Tom Archer Umpleby, Salvation Army

My great grandfathers brothers Tom Archer Umpleby (standing far left) and John (sitting far left) were Salavation Army members during the war. Unfortunately Tom died of tuberculosis when he was 25. The Umpleby Family had three farms in the area, California Farm and Primrose Hill, I can’t remember the other farm name.

Photograph and details courtesy of Jacqueline Lewis.


Mothers Union Meeting, Portrack c1950

The picture is of the Portrack Mothers Union Members. I suspect the date to be in 1950, presumably the annual meeting. The place is definitely the Baptist Chapel (primitive) whose entrance was on the St Anne’s Terrace, with it’s rear extending to Lumley Street. It was next to No 1 St Ann’s.

I know only two people. Sitting relative to the lady from centre they are: My grand mother, Louisa Jane Hatton, formerly Howgill, born Thompson. She is 3rd left from centre lady in the front row and Margaret Ann Prosser (sorry – don’t have birth name), front row, first right from the lady in the centre. I do know that she was the grandmother of Henry Prosser and great gran of Howard Prosser.

Considering that war had barely ended but rationing had not; the picture of women who had helped to care for families on poor pensions, almost non existent sick pay and in many cases survived two world wars is a resounding tribute to them all.

Should any one be any to add more names etc, I would be delighted to acknowledge them.

Photograph and details courtesy of Derek Wade.

Fife and Drum Band, 1/4 Battalion. Princess of Wales’s Own Yorkshire Regiment c1914

This photograph shows my Great Great Grandfather, Sidney Alfred Duckett. He lived in Henrietta street in Thornaby and he was in the 1/4 Battalion Alexandra, Princess of Wales”s Own  Yorkshire regiment. He is at the very front of the photo in front of the drum. Sydney was the oldest person found to date to have served with the 4th Yorks Battalion during the War. His Battalion number indicates that he was among the first to join up when War was declared and probably sailed with them to France in April 1915. He suffered Injuries in WW1 and was brought home but sadly died. He left a wife and 10 children, one of which was my nana.

Photograph and details courtesy of Sue Horn.

Michael Heavisides

t5946A photograph of Michael Heavisides relaxing in his garden. In 1870 Michael took over the Heavisides and Son printing business in Finkle Street, Stockton from his father. Michael Heavisides was one of the first social photographers in the Stockton area.
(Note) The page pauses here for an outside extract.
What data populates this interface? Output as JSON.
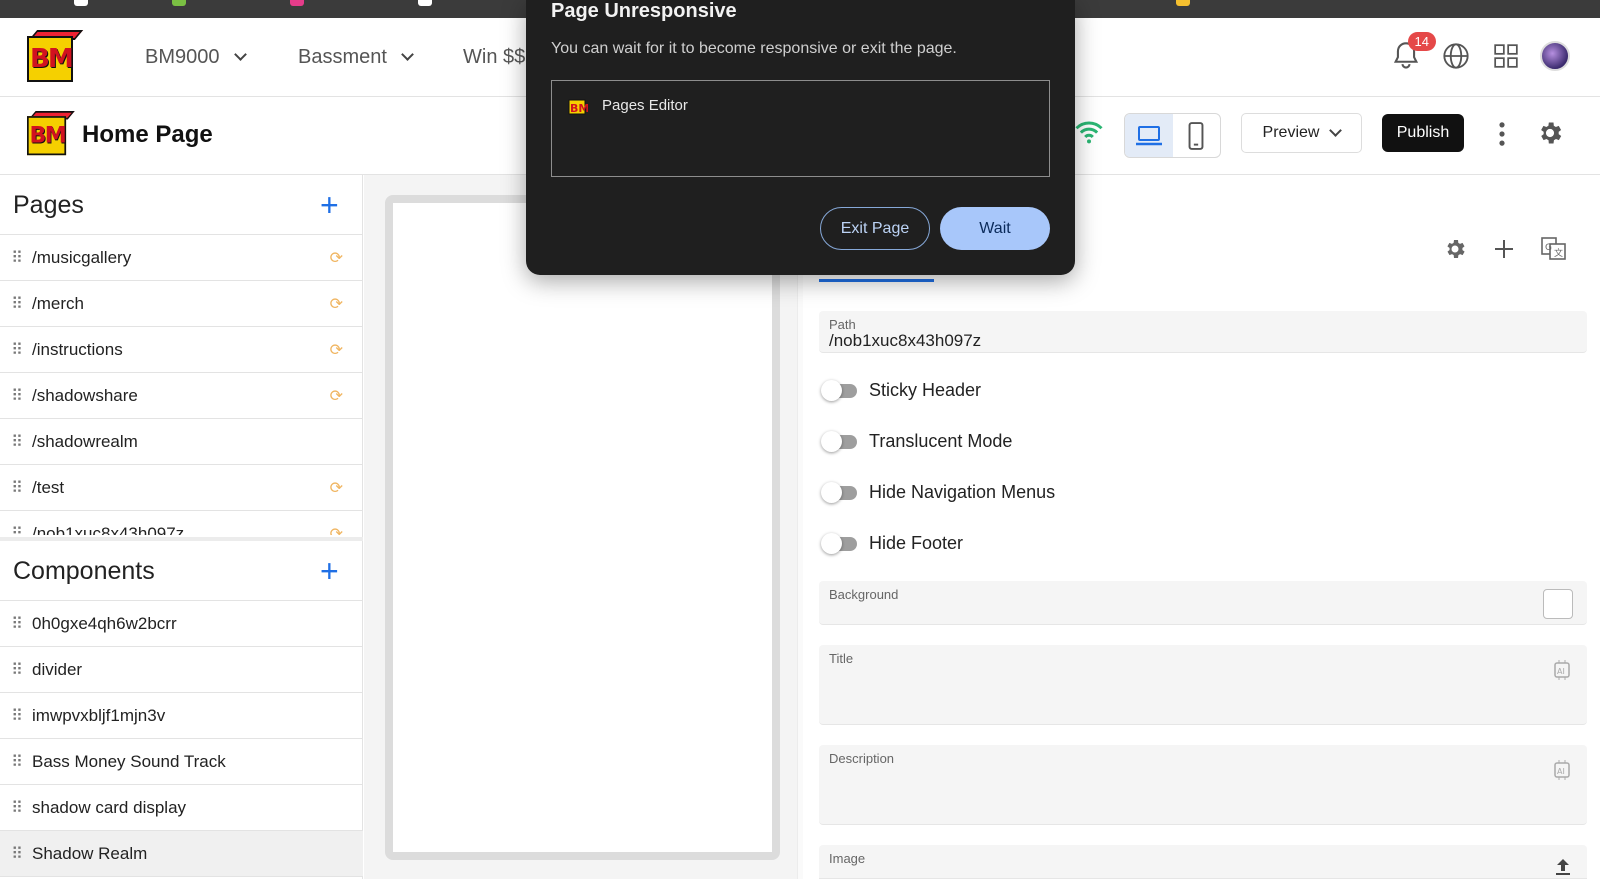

Photograph from the Heavisides Collection.

Decimalisation, Hardwick Junior School c1970

In the foreground of this photograph is my mother Dorothy Wright (nee Bowes) and her sister Jean Calvert during a class held at Hardwick Junior School to help prepare people (probably mothers of the children at the school) for the coming of decimalisation in 1971. I think the photograph was probably taken in the autumn of 1970. My mother was a dinner nanny at the school.

Photograph and details courtesy of Dorothy Butler (nee Wright).

Picture of ‘The Boro’ in 1927

This is a picture taken at Ayresome Park in 1927. It was taken in the season George Camsell scored 59 goals. Personally, I think he looks like he just wants to get on and score some more!! The picture includes my grandad, Bob Galloway, who is the tall gentleman, with the white shirt and light peaked cap, in the crowd directly behind W. Tirrell (4th player from the left). He was from Stockton, mostly the Tilery area. Most of the men will have served in WW1, just as Bob did, (he served in the Kings Own Scottish Borderers) I still find it fascinating to look at everyone wearing a cap and dressed up to the nines. The players look as tough as the crowd, not the thoroughbred legs of today’s players.

Photograph and details courtesy of Ian Harris.